Topic: Roberts Nomination
I must reluctantly confess that for several years I was an avid listener to the Garrison Keillor radio show, that Trojan horse of liberalism couched in a veil of nostalgia. I enjoyed the music and comedy, except of course for the parts that made me sick to my stomach. I class Keillor's show along with my other guilty pleasures, the sitcoms "Seinfeld" and "Frazier," which I find simultaneously entertaining and morally repugnant. At least it is good to know what the Left is up to.
Keillor lost me after the 1992 election when he declared that he had finally found a president he could support, and pledged to do so unequivocally.
To get on with the story, back then I used to tape Keillor's show and sock away my favorite snippets for later. I still have these tapes somewhere. Among them is a performance of a Tom Lehrer piece that dealt with David Souter's appointment to the Supreme Court. Lehrer, if you are not aware, writes left-wing political ditties.
There is genuine concern among conservatives, including myself, that John Roberts, current nominee to the Court might, like Souter, be revealed, too late, to be a closet liberal. The Souter appointment has been one of my main disappoints with George Bush, Sr., along with his failure to remove Saddam Hussein in the First Gulf War. I think most conservatives would be content with a justice who would simply honor the Constitution's original intent -- which is the only legitimate interpretation of it -- without being ideological; but of course, those are fighting words to the Left.

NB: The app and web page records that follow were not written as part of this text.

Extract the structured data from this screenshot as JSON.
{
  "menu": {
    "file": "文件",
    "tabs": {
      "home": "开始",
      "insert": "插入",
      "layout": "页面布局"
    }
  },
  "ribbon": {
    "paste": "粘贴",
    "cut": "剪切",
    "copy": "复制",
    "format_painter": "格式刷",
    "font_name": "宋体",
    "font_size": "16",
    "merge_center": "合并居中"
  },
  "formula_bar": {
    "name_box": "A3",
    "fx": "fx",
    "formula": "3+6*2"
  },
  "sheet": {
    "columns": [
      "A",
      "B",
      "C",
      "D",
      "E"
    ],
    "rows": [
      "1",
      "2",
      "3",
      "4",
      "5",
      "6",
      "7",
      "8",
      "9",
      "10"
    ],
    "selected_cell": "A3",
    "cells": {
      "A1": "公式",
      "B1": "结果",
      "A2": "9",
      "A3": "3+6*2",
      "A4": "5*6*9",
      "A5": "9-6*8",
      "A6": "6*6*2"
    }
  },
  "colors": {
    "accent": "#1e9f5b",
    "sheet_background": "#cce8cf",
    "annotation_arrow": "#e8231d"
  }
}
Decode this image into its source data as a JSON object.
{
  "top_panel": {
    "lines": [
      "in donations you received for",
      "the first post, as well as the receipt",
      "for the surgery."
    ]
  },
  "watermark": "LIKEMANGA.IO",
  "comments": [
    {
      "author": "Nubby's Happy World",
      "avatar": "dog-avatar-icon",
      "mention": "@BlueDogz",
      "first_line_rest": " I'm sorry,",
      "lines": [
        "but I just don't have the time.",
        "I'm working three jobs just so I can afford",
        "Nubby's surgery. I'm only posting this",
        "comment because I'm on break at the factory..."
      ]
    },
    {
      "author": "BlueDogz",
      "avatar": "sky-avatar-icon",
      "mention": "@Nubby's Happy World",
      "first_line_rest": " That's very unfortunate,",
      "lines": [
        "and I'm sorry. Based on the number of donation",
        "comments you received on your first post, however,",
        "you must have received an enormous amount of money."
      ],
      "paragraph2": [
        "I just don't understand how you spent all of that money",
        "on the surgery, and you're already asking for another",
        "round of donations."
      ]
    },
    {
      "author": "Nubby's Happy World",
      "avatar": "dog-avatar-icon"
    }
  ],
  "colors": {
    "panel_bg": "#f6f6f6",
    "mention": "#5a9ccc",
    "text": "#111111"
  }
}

The Democrats are prepared to skewer any candidate that is not left of center. Sen. Charles Schumer is demanding the nominee answer 7 pages of specific questions. Sen. Patrick Leahy has already signaled his opposition to any nominee "out of the mainstream," a tactic he has used for many years, as if there were any requirement to be "mainstream" in the Constitution. Apparently, "mainstream" refers to anyone to agrees with him.
However, conservatives might also benefit from the process of grilling the nominee, to be assured that Roberts is one who will swear allegiance to the Constitution, not just his opinions about it. We ought to have at least listened to the scuttlebutt about Souter in 1990.
This is where Tom Lehrer comes in, for he seems to have known some inside information. His song, performed on Keillor's show, includes such lines as, "The man is a liberal, and ACL Liberal," "he'll vote for liberty," "liberal when shove comes to push," and "appointed by Barbara Bush."
The tune was quite catchy, but I discovered that Lehrer did not write it. The tune is, "He Had to Get Under, Get Out and Get Under, written by Maurice Abrahams and published in 1913.
My question is, how did Tom Lehrer know what the Republicans and the first Bush Administration did not?
Copyright 2005 Paul A. Hughes